The lack of ornament also emphasises the role that natural light has to play. “The walls have been kept empty, so that the light can be reflected on them and that the space can be filled with light throughout the day,” continues Apostolopoulos.

The idea was that the space would have no more than what is essential – so that we could have a clutter-less space that would inspire creativity

The kitchen is also suitably pared back, with a slim metal worktop and handle-free cabinetry. “In order to keep the whole space open, we had to create a kitchen that would fit in well with the rest of the area – it had to feel more like a piece of furniture sitting quietly in the corner, rather than shouting that it’s a kitchen,” says Apostolopoulos.

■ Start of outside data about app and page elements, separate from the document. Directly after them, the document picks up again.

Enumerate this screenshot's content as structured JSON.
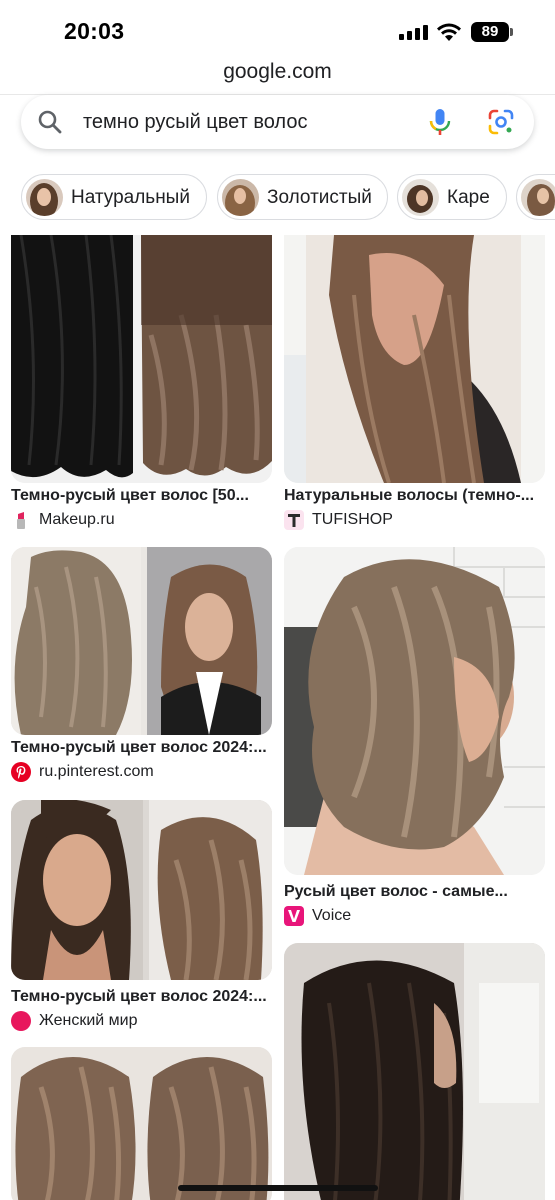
{
  "status_bar": {
    "time": "20:03",
    "battery": "89"
  },
  "browser": {
    "url": "google.com"
  },
  "search": {
    "query": "темно русый цвет волос"
  },
  "chips": [
    {
      "label": "Натуральный"
    },
    {
      "label": "Золотистый"
    },
    {
      "label": "Каре"
    }
  ],
  "results": [
    {
      "title": "Темно-русый цвет волос [50...",
      "source": "Makeup.ru",
      "source_icon": "lipstick-icon"
    },
    {
      "title": "Натуральные волосы (темно-...",
      "source": "TUFISHOP",
      "source_icon": "tufishop-logo-icon"
    },
    {
      "title": "Темно-русый цвет волос 2024:...",
      "source": "ru.pinterest.com",
      "source_icon": "pinterest-icon"
    },
    {
      "title": "Русый цвет волос - самые...",
      "source": "Voice",
      "source_icon": "voice-logo-icon"
    },
    {
      "title": "Темно-русый цвет волос 2024:...",
      "source": "Женский мир",
      "source_icon": "zhenskiy-mir-icon"
    }
  ],
  "colors": {
    "google_blue": "#4285F4",
    "google_red": "#EA4335",
    "google_yellow": "#FBBC05",
    "google_green": "#34A853",
    "pinterest": "#E60023",
    "voice": "#E8157A",
    "tufishop": "#E82C8C"
  }
}
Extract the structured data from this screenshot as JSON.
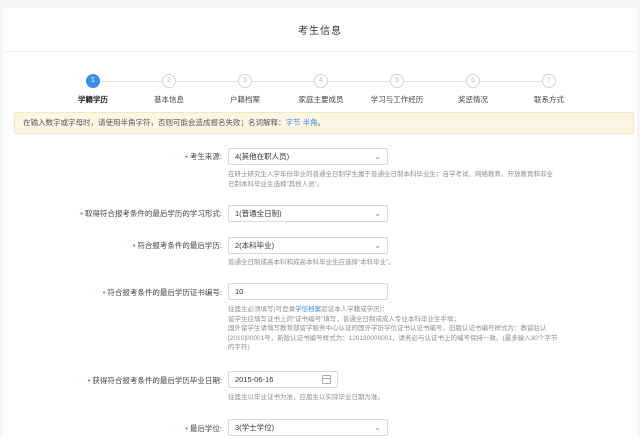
{
  "title": "考生信息",
  "steps": [
    {
      "num": "1",
      "label": "学籍学历"
    },
    {
      "num": "2",
      "label": "基本信息"
    },
    {
      "num": "3",
      "label": "户籍档案"
    },
    {
      "num": "4",
      "label": "家庭主要成员"
    },
    {
      "num": "5",
      "label": "学习与工作经历"
    },
    {
      "num": "6",
      "label": "奖惩情况"
    },
    {
      "num": "7",
      "label": "联系方式"
    }
  ],
  "notice": {
    "text": "在输入数字或字母时，请使用半角字符，否则可能会造成报名失败；名词解释：",
    "kw1": "字节",
    "kw2": "半角",
    "end": "。"
  },
  "fields": {
    "source": {
      "label": "考生来源:",
      "value": "4(其他在职人员)",
      "help": "在研士研究生入学年份毕业的普通全日制学生属于普通全日制本科毕业生；自学考试、网络教育、开放教育和非全日制本科毕业生选择“其他人员”。"
    },
    "study_form": {
      "label": "取得符合报考条件的最后学历的学习形式:",
      "value": "1(普通全日制)"
    },
    "degree": {
      "label": "符合报考条件的最后学历:",
      "value": "2(本科毕业)",
      "help": "普通全日制成高本科和成高本科毕业生应选择“本科毕业”。"
    },
    "cert": {
      "label": "符合报考条件的最后学历证书编号:",
      "value": "10",
      "help1": "往届生必须填写(可登录",
      "help_link": "学信档案",
      "help1b": "验证本人学籍或学历)：",
      "help2": "留学生应填写证书上的“证书编号”填写，普通全日制或成人专业本科毕业生手填；",
      "help3": "国外留学生请填写教育部留学服务中心认证的国外学历学位证书认证书编号，旧版认证书编号样式为：教留驻认[2010]00001号，新版认证书编号样式为：120180000001，请务必与认证书上的编号保持一致。(最多输入30个字节的字符)"
    },
    "grad_date": {
      "label": "获得符合报考条件的最后学历毕业日期:",
      "value": "2015-06-16",
      "help": "往届生以毕业证书为准，应届生以实际毕业日期为准。"
    },
    "final_degree": {
      "label": "最后学位:",
      "value": "3(学士学位)"
    }
  }
}
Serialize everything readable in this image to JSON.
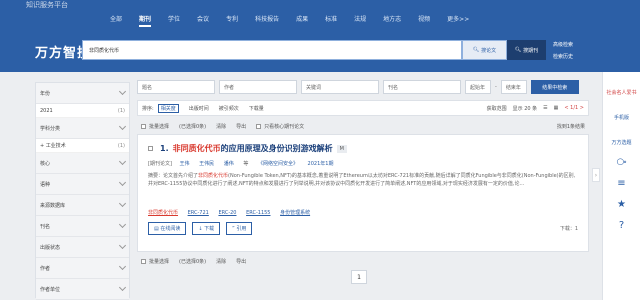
{
  "header": {
    "top_logo": "知识服务平台",
    "nav": [
      "全部",
      "期刊",
      "学位",
      "会议",
      "专利",
      "科技报告",
      "成果",
      "标准",
      "法规",
      "地方志",
      "视频",
      "更多>>"
    ],
    "active_nav": "期刊"
  },
  "search": {
    "brand": "万方智搜",
    "query": "非同质化代币",
    "btn_paper": "搜论文",
    "btn_journal": "搜期刊",
    "adv1": "高级检索",
    "adv2": "检索历史"
  },
  "sidebar": {
    "facet_year": "年份",
    "year_value": "2021",
    "year_count": "(1)",
    "facet_subject": "学科分类",
    "subject_value": "+ 工业技术",
    "subject_count": "(1)",
    "facet_core": "核心",
    "facet_language": "语种",
    "facet_source": "来源数据库",
    "facet_journal": "刊名",
    "facet_status": "出版状态",
    "facet_author": "作者",
    "facet_org": "作者单位"
  },
  "filters": {
    "title": "题名",
    "author": "作者",
    "keyword": "关键词",
    "journal": "刊名",
    "year_start": "起始年",
    "dash": "-",
    "year_end": "结束年",
    "btn": "结果中检索"
  },
  "sortbar": {
    "label": "排序:",
    "relevance": "相关度",
    "pubtime": "出版时间",
    "cited": "被引频次",
    "downloads": "下载量",
    "fulltext": "获取范围",
    "show": "显示 20 条",
    "pager": "< 1/1 >"
  },
  "selectbar": {
    "select_all": "批量选择",
    "selected": "(已选择0条)",
    "clear": "清除",
    "export": "导出",
    "core_only": "只看核心期刊论文",
    "found": "找到1条结果"
  },
  "result": {
    "index": "1.",
    "title_hl": "非同质化代币",
    "title_rest": "的应用原理及身份识别游戏解析",
    "tag": "M",
    "meta_type": "[期刊论文]",
    "meta_author1": "王伟",
    "meta_author2": "王伟民",
    "meta_author3": "潘伟",
    "meta_author4": "等",
    "meta_journal": "《网络空间安全》",
    "meta_issue": "2021年1期",
    "abstract_pre": "摘要：论文首先介绍了",
    "abstract_hl": "非同质化代币",
    "abstract_rest": "(Non-Fungible Token,NFT)的基本概念,着重说明了Ethereum以太坊对ERC-721标准的贡献,随后详解了同质化Fungible与非同质化(Non-Fungible)的区别,并对ERC-1155协议中同质化进行了阐述,NFT的特点和发展进行了列举说明,并对该协议中同质化开发进行了简单阐述,NFT的应用领域,对于现实经济发展有一定的价值,论...",
    "kw1": "非同质化代币",
    "kw2": "ERC-721",
    "kw3": "ERC-20",
    "kw4": "ERC-1155",
    "kw5": "身份管理系统",
    "btn_read": "在线阅读",
    "btn_download": "下载",
    "btn_cite": "引用",
    "download_count": "下载：1"
  },
  "bottombar": {
    "select_all": "批量选择",
    "selected": "(已选择0条)",
    "clear": "清除",
    "export": "导出",
    "page": "1"
  },
  "rightpanel": {
    "item1": "社会名人爱书",
    "item2": "手机版",
    "item3": "万方选题"
  }
}
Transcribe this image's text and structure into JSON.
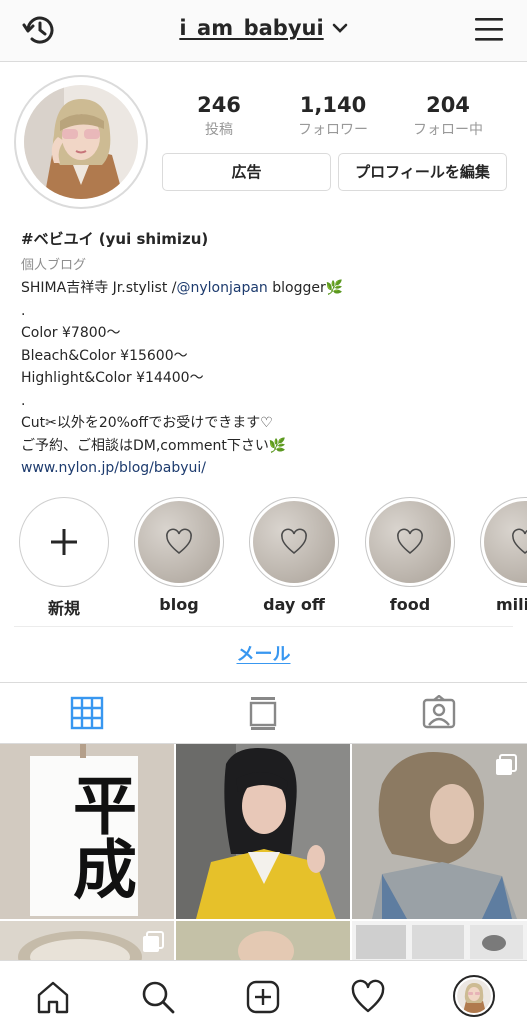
{
  "header": {
    "username": "i_am_babyui",
    "history_icon": "history-icon",
    "menu_icon": "hamburger-menu-icon",
    "dropdown_icon": "chevron-down-icon"
  },
  "profile": {
    "stats": {
      "posts_count": "246",
      "posts_label": "投稿",
      "followers_count": "1,140",
      "followers_label": "フォロワー",
      "following_count": "204",
      "following_label": "フォロー中"
    },
    "buttons": {
      "ad_label": "広告",
      "edit_label": "プロフィールを編集"
    },
    "bio": {
      "name": "#ベビユイ (yui shimizu)",
      "category": "個人ブログ",
      "line1_pre": "SHIMA吉祥寺 Jr.stylist /",
      "line1_mention": "@nylonjapan",
      "line1_post": " blogger🌿",
      "dot1": ".",
      "line2": "Color ¥7800〜",
      "line3": "Bleach&Color ¥15600〜",
      "line4": "Highlight&Color ¥14400〜",
      "dot2": ".",
      "line5": "Cut✂以外を20%offでお受けできます♡",
      "line6": "ご予約、ご相談はDM,comment下さい🌿",
      "website": "www.nylon.jp/blog/babyui/"
    }
  },
  "highlights": {
    "new_label": "新規",
    "items": [
      {
        "label": "blog"
      },
      {
        "label": "day off"
      },
      {
        "label": "food"
      },
      {
        "label": "mili"
      }
    ]
  },
  "contact": {
    "email_label": "メール"
  },
  "tabs": {
    "grid_icon": "grid-icon",
    "feed_icon": "feed-icon",
    "tagged_icon": "tagged-person-icon"
  },
  "grid_posts": {
    "post1_text": "平成"
  },
  "bottom_nav": {
    "home_icon": "home-icon",
    "search_icon": "search-icon",
    "add_icon": "add-post-icon",
    "activity_icon": "heart-icon",
    "profile_icon": "profile-avatar-icon"
  },
  "colors": {
    "accent_blue": "#3897f0",
    "link_navy": "#1d3b6e",
    "border": "#dbdbdb",
    "muted": "#999999"
  }
}
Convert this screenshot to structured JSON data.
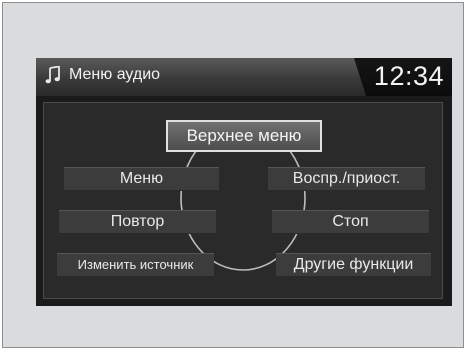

Floor-to-ceiling semi-sheer curtains cover the windows when privacy is needed or for when it is too bright, which looks soft, generous and almost theatrical, especially so compared to the subdued mood everywhere else. Generally, though, Apostolopoulos’ aim is not to shut out passers by but to develop a strong connection with the street outside: “We wanted the studio to feel that is part of the neighbourhood,” he says, and the space’s welcoming, multifunctional possibilities will also be realised when the studio starts mounting planned art exhibitions later this year.

Apostolopoulos has also considered the future, with the studio allowing for possible expansion of up to five people. For now, though, “the space feels great – it just creates a nice calm feeling,” he says. “It’s also about the feelings that can be created when people are visiting the studio,” he continues – in other words, it’s a calling card for a wider design ethos of how our environments have the potential to shape our mood, and create the right framework whether for work, play or living.